Therefore, in order to build an algorithm that takes into account and properly ‘weights’ (Figure 2) the fundamental pre-infectious characteristics associated with the development of severe forms of disease and their possible interactions (age and comorbidity, but also perhaps ethnicity, latitude, urban or rural habitat, socio-economic condition, etc.), it would be necessary to bring together the raw data from different cohorts and make in-depth and homogeneous multivariate analyses in sufficiently large samples.

Figure 2 

Size and repetitions of each subject’s feature represent their possible weight on the risk of the outcome. These weights are putative, as further data are needed to define the actual ones.

And here comes a second question: are the Global Health Agencies gathering and pooling these data across countries? Although in the World Health Organization’s document ‘A Coordinated Global Research Roadmap: March 2020’ [], the activity ‘retrospective review of hospital admissions to identify risk factors for severe disease’ is declared a research priority, it is not listed among the ongoing global actions. It seems clear that in a pandemic situation the access of Global Health Agencies to demographic and clinical data of affected patients in different regions of the world should be guaranteed. Otherwise, the collection and analysis of data and the creation of tools for risk estimation will necessarily rely on national or local efforts only.

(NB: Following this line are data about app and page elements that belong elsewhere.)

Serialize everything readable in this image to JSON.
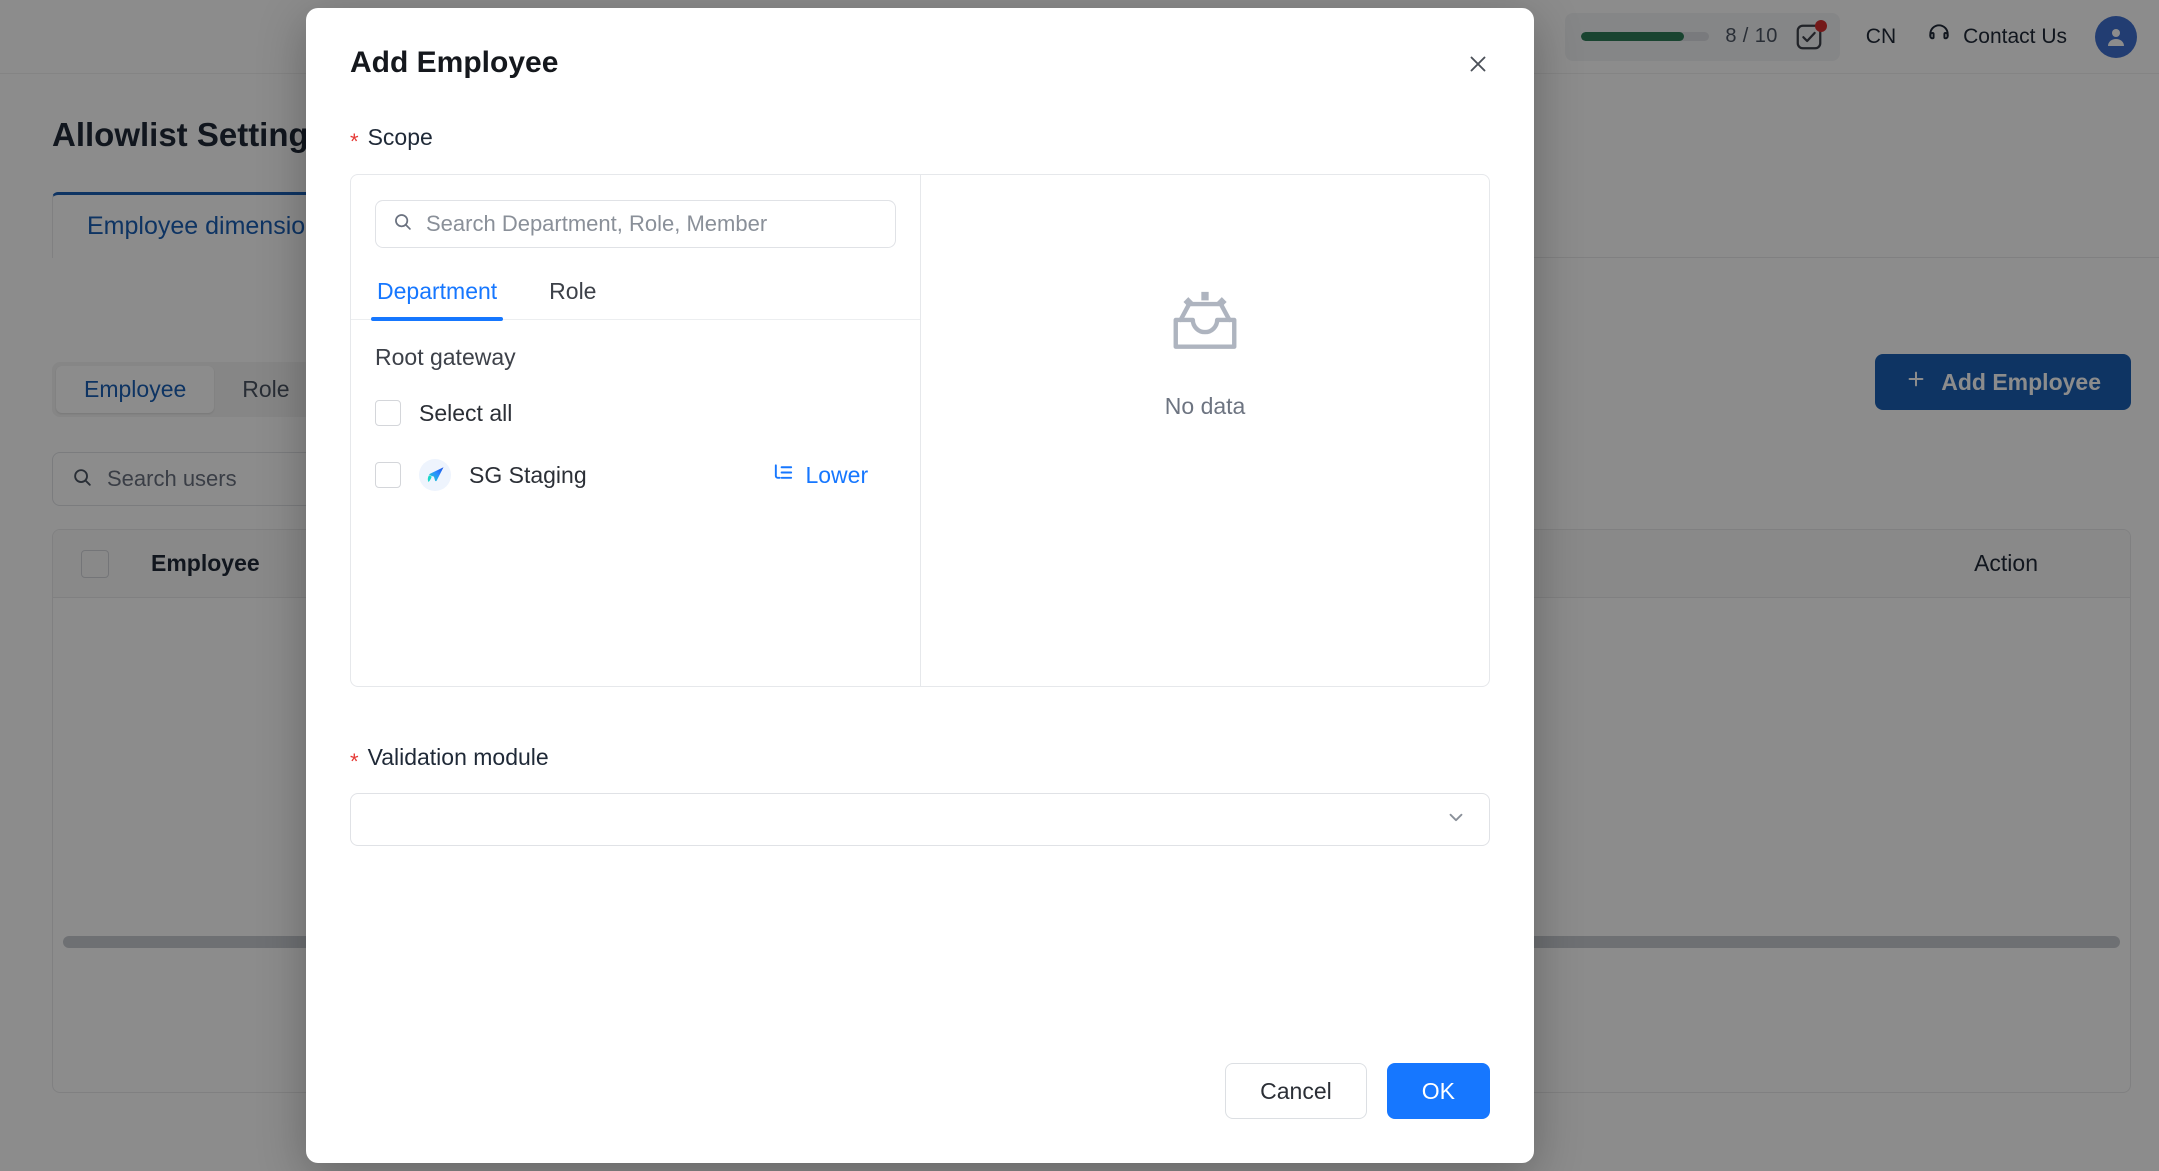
{
  "topbar": {
    "quota": {
      "text": "8 / 10",
      "percent": 80,
      "fill_color": "#2e7d58",
      "track_color": "#dcdfe3"
    },
    "task_icon": "checkbox-task-icon",
    "task_badge": true,
    "language": "CN",
    "contact_icon": "headset-icon",
    "contact_label": "Contact Us",
    "avatar_icon": "user-avatar-icon"
  },
  "background": {
    "page_title": "Allowlist Settings",
    "tab_label": "Employee dimension",
    "segmented": [
      {
        "label": "Employee",
        "active": true
      },
      {
        "label": "Role",
        "active": false
      }
    ],
    "search": {
      "placeholder": "Search users",
      "value": "",
      "icon": "search-icon"
    },
    "table": {
      "columns": [
        "Employee",
        "Action"
      ],
      "rows": []
    },
    "add_button": {
      "label": "Add Employee",
      "icon": "plus-icon",
      "color": "#1a5fb4"
    }
  },
  "modal": {
    "title": "Add Employee",
    "close_icon": "close-icon",
    "scope": {
      "label": "Scope",
      "required": true,
      "search": {
        "placeholder": "Search Department, Role, Member",
        "value": "",
        "icon": "search-icon"
      },
      "tabs": [
        {
          "label": "Department",
          "active": true
        },
        {
          "label": "Role",
          "active": false
        }
      ],
      "tree": {
        "title": "Root gateway",
        "select_all": {
          "label": "Select all",
          "checked": false
        },
        "nodes": [
          {
            "label": "SG Staging",
            "checked": false,
            "logo": "sg-staging-logo-icon",
            "action": {
              "label": "Lower",
              "icon": "hierarchy-list-icon"
            }
          }
        ]
      },
      "empty": {
        "icon": "empty-inbox-icon",
        "label": "No data"
      }
    },
    "validation_module": {
      "label": "Validation module",
      "required": true,
      "value": "",
      "icon": "chevron-down-icon"
    },
    "footer": {
      "cancel_label": "Cancel",
      "ok_label": "OK",
      "ok_color": "#1677ff"
    }
  }
}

A few days ago, general recommendations for the management of severely ill adults with COVID-19 were published [], as a first step towards the development of evidence-based guidelines for the care of affected patients []. It is desirable that the current information gaps in terms of individual and collective risk are filled as soon as possible and that this will enable the production of universal guidelines for the prevention of COVID-19 infection in the community, which may be crucial to restart the economy while saving lives [].